- _Records supplied_
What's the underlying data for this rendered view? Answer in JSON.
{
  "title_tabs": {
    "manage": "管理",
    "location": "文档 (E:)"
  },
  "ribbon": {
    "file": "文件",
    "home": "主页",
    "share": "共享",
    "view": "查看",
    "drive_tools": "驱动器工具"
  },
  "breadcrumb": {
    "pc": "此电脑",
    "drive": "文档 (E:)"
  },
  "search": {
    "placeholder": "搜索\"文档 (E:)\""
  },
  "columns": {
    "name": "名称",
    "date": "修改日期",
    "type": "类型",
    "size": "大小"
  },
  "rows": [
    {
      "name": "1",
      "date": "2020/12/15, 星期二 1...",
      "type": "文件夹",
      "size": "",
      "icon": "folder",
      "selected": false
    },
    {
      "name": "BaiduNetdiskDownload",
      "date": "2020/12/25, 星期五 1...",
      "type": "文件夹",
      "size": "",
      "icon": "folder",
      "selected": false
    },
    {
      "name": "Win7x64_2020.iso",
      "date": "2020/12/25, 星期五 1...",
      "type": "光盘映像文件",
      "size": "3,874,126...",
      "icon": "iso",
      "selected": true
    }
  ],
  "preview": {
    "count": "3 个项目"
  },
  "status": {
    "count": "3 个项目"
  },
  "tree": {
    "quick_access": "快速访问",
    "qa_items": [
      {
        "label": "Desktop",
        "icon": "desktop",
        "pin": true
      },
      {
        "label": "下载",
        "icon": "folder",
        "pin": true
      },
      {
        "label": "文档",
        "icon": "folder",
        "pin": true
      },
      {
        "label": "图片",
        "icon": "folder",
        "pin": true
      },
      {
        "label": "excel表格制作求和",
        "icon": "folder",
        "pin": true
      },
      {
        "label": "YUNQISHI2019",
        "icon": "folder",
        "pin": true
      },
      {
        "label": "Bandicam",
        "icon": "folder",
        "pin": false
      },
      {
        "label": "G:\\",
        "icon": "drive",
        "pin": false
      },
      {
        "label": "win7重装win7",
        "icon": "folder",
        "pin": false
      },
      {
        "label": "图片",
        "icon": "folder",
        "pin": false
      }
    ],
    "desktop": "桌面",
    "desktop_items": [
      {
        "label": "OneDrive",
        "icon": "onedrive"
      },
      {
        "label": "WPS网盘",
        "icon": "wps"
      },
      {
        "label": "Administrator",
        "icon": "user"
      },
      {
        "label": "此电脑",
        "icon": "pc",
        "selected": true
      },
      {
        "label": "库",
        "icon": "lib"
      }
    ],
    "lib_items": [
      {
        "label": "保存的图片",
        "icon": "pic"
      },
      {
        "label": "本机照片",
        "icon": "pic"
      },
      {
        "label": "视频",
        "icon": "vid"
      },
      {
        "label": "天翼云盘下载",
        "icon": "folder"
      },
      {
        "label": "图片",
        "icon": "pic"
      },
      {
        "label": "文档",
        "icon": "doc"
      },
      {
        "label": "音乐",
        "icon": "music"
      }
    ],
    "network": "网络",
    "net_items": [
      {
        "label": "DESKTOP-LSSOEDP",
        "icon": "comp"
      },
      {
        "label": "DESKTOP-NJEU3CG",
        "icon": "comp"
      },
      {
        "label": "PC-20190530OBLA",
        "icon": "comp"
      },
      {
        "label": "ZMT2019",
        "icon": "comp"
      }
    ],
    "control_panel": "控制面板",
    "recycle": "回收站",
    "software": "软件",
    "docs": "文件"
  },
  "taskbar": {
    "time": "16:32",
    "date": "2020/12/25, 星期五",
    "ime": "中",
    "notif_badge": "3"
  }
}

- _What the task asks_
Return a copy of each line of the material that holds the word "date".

- _Expected answer_
    "date": "修改日期",
      "date": "2020/12/15, 星期二 1...",
      "date": "2020/12/25, 星期五 1...",
      "date": "2020/12/25, 星期五 1...",
    "date": "2020/12/25, 星期五",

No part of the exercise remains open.